As part of the Military Intelligence Service, or MIS, those Nisei, along with two Caucasian soldiers, studied to become the schools first class of linguists who would play a vital role in military intelligence and combat duty.
Although the current state of the ersatz airmail hangar belies its historical importance, the walls of that historic warehouse in the Presidio are about to talk.
Fifty years after the establishment of the language school, the building was discovered still standing in 1991, and preservation efforts ensued.
After years of planning and negotiations between the Presidio Trust and the National Japanese American Historical Society, Friday the two entities signed a cooperative agreement to rehabilitate the once-secret Army language school.
The agreement allows for the conversion of the 10,000-square-foot building into an MIS Historic Learning Center that will be operated by the historical society.

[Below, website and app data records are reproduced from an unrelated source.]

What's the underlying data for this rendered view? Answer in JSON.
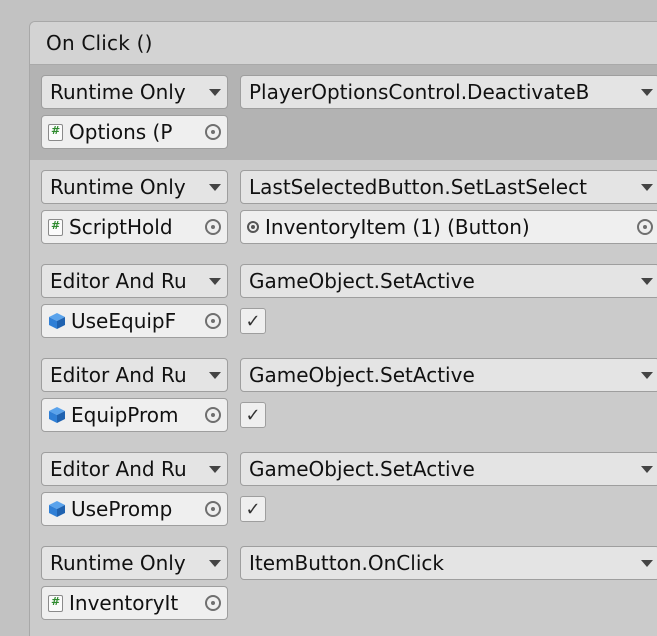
{
  "event": {
    "title": "On Click ()"
  },
  "entries": [
    {
      "mode": "Runtime Only",
      "function": "PlayerOptionsControl.DeactivateB",
      "object": "Options (P",
      "object_icon": "script-icon",
      "selected": true
    },
    {
      "mode": "Runtime Only",
      "function": "LastSelectedButton.SetLastSelect",
      "object": "ScriptHold",
      "object_icon": "script-icon",
      "argument": "InventoryItem (1) (Button)"
    },
    {
      "mode": "Editor And Ru",
      "function": "GameObject.SetActive",
      "object": "UseEquipF",
      "object_icon": "cube-icon",
      "checked": true
    },
    {
      "mode": "Editor And Ru",
      "function": "GameObject.SetActive",
      "object": "EquipProm",
      "object_icon": "cube-icon",
      "checked": true
    },
    {
      "mode": "Editor And Ru",
      "function": "GameObject.SetActive",
      "object": "UsePromp",
      "object_icon": "cube-icon",
      "checked": true
    },
    {
      "mode": "Runtime Only",
      "function": "ItemButton.OnClick",
      "object": "InventoryIt",
      "object_icon": "script-icon"
    }
  ],
  "colors": {
    "cube": "#2f7fd6",
    "script_green": "#2d8a2d"
  },
  "checkmark": "✓"
}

"The MIS story is part of the Presidio's legacy of service," Presidio Trust executive director Craig Middleton said in a statement Friday. "I can't think of a better way to honor the service of the MIS veterans."
Serving in almost every major campaign during the Pacific War, the MIS linguists provided indispensable assistance to the Allies by conducting interrogations and translating maps, personal correspondence and radio transmissions.
Months after the language school was established at the Presidio, then-President Franklin Roosevelt issued an executive order forcing Japanese Americans from the West Coast and into internment camps, prompting the school to relocate to Minnesota in June 1942.
Four years later, the school returned to California as the Defense Language Institute at the Presidio of Monterey.
At its peak, the school's 160 instructors taught 3,000 students in its 125 classrooms.
The learning center will feature exhibits and ongoing public programs devoted to the MIS and their experience. Its Wall of Honor will display the more than 6,000 names of the MIS graduates as a permanent memory of their contributions.
"This is indeed a momentous step forward ... to give the MIS story its proper place of importance in U.S. history," said Ken Kawaichi, the historical society's board president.